EXERCISE DESCRIPTION
These entries must be printed again exactly as they are.

Collection entries:
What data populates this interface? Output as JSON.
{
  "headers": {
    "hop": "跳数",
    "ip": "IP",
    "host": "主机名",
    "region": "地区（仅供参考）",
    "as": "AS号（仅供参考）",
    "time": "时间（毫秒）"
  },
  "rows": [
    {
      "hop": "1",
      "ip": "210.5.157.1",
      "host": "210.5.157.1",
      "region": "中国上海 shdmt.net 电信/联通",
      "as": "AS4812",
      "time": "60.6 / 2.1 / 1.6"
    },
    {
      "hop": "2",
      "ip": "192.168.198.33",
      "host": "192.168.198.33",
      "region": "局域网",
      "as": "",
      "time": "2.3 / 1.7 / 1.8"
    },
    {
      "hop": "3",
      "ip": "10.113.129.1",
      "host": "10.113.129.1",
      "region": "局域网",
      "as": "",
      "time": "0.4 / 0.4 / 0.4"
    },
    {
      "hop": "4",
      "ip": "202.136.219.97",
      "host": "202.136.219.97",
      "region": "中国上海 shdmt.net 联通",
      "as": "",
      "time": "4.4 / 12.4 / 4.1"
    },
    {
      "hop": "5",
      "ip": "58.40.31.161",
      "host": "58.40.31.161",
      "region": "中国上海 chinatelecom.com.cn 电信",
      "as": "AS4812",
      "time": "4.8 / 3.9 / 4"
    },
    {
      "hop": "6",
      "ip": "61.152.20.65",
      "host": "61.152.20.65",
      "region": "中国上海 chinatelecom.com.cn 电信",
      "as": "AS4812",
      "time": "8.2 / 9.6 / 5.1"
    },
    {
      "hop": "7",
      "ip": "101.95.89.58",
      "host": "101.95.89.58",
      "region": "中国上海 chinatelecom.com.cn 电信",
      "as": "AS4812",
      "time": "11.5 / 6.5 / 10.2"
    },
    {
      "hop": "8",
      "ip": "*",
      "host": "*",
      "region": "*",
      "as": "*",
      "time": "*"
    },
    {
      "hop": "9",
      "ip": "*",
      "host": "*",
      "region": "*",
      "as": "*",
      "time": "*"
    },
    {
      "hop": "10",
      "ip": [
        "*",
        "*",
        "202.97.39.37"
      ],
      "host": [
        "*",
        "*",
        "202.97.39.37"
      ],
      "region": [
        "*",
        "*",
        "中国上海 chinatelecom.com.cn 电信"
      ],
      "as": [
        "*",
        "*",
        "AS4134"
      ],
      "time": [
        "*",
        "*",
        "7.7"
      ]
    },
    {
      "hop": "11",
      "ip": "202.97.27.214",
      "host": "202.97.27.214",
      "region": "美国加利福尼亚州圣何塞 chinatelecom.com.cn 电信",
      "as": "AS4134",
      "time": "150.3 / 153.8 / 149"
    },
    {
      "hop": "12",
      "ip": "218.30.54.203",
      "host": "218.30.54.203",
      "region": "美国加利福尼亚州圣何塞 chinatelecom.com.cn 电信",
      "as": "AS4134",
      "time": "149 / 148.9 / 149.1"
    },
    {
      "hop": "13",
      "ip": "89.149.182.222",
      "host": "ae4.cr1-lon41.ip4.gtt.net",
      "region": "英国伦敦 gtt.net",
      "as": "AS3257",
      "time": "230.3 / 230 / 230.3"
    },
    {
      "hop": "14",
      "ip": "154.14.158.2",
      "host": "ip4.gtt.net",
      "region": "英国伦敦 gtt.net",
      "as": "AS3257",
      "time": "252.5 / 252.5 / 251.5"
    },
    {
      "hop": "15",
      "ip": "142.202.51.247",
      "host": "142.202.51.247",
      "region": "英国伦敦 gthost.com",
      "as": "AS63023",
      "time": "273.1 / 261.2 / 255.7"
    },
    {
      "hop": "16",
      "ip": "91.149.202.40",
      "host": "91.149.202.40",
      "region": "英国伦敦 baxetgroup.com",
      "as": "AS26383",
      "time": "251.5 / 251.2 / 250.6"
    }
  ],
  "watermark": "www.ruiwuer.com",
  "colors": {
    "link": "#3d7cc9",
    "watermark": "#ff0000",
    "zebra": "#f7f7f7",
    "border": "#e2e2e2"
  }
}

COMPLETED EXERCISE
What data populates this interface? Output as JSON.
{
  "headers": {
    "hop": "跳数",
    "ip": "IP",
    "host": "主机名",
    "region": "地区（仅供参考）",
    "as": "AS号（仅供参考）",
    "time": "时间（毫秒）"
  },
  "rows": [
    {
      "hop": "1",
      "ip": "210.5.157.1",
      "host": "210.5.157.1",
      "region": "中国上海 shdmt.net 电信/联通",
      "as": "AS4812",
      "time": "60.6 / 2.1 / 1.6"
    },
    {
      "hop": "2",
      "ip": "192.168.198.33",
      "host": "192.168.198.33",
      "region": "局域网",
      "as": "",
      "time": "2.3 / 1.7 / 1.8"
    },
    {
      "hop": "3",
      "ip": "10.113.129.1",
      "host": "10.113.129.1",
      "region": "局域网",
      "as": "",
      "time": "0.4 / 0.4 / 0.4"
    },
    {
      "hop": "4",
      "ip": "202.136.219.97",
      "host": "202.136.219.97",
      "region": "中国上海 shdmt.net 联通",
      "as": "",
      "time": "4.4 / 12.4 / 4.1"
    },
    {
      "hop": "5",
      "ip": "58.40.31.161",
      "host": "58.40.31.161",
      "region": "中国上海 chinatelecom.com.cn 电信",
      "as": "AS4812",
      "time": "4.8 / 3.9 / 4"
    },
    {
      "hop": "6",
      "ip": "61.152.20.65",
      "host": "61.152.20.65",
      "region": "中国上海 chinatelecom.com.cn 电信",
      "as": "AS4812",
      "time": "8.2 / 9.6 / 5.1"
    },
    {
      "hop": "7",
      "ip": "101.95.89.58",
      "host": "101.95.89.58",
      "region": "中国上海 chinatelecom.com.cn 电信",
      "as": "AS4812",
      "time": "11.5 / 6.5 / 10.2"
    },
    {
      "hop": "8",
      "ip": "*",
      "host": "*",
      "region": "*",
      "as": "*",
      "time": "*"
    },
    {
      "hop": "9",
      "ip": "*",
      "host": "*",
      "region": "*",
      "as": "*",
      "time": "*"
    },
    {
      "hop": "10",
      "ip": [
        "*",
        "*",
        "202.97.39.37"
      ],
      "host": [
        "*",
        "*",
        "202.97.39.37"
      ],
      "region": [
        "*",
        "*",
        "中国上海 chinatelecom.com.cn 电信"
      ],
      "as": [
        "*",
        "*",
        "AS4134"
      ],
      "time": [
        "*",
        "*",
        "7.7"
      ]
    },
    {
      "hop": "11",
      "ip": "202.97.27.214",
      "host": "202.97.27.214",
      "region": "美国加利福尼亚州圣何塞 chinatelecom.com.cn 电信",
      "as": "AS4134",
      "time": "150.3 / 153.8 / 149"
    },
    {
      "hop": "12",
      "ip": "218.30.54.203",
      "host": "218.30.54.203",
      "region": "美国加利福尼亚州圣何塞 chinatelecom.com.cn 电信",
      "as": "AS4134",
      "time": "149 / 148.9 / 149.1"
    },
    {
      "hop": "13",
      "ip": "89.149.182.222",
      "host": "ae4.cr1-lon41.ip4.gtt.net",
      "region": "英国伦敦 gtt.net",
      "as": "AS3257",
      "time": "230.3 / 230 / 230.3"
    },
    {
      "hop": "14",
      "ip": "154.14.158.2",
      "host": "ip4.gtt.net",
      "region": "英国伦敦 gtt.net",
      "as": "AS3257",
      "time": "252.5 / 252.5 / 251.5"
    },
    {
      "hop": "15",
      "ip": "142.202.51.247",
      "host": "142.202.51.247",
      "region": "英国伦敦 gthost.com",
      "as": "AS63023",
      "time": "273.1 / 261.2 / 255.7"
    },
    {
      "hop": "16",
      "ip": "91.149.202.40",
      "host": "91.149.202.40",
      "region": "英国伦敦 baxetgroup.com",
      "as": "AS26383",
      "time": "251.5 / 251.2 / 250.6"
    }
  ],
  "watermark": "www.ruiwuer.com",
  "colors": {
    "link": "#3d7cc9",
    "watermark": "#ff0000",
    "zebra": "#f7f7f7",
    "border": "#e2e2e2"
  }
}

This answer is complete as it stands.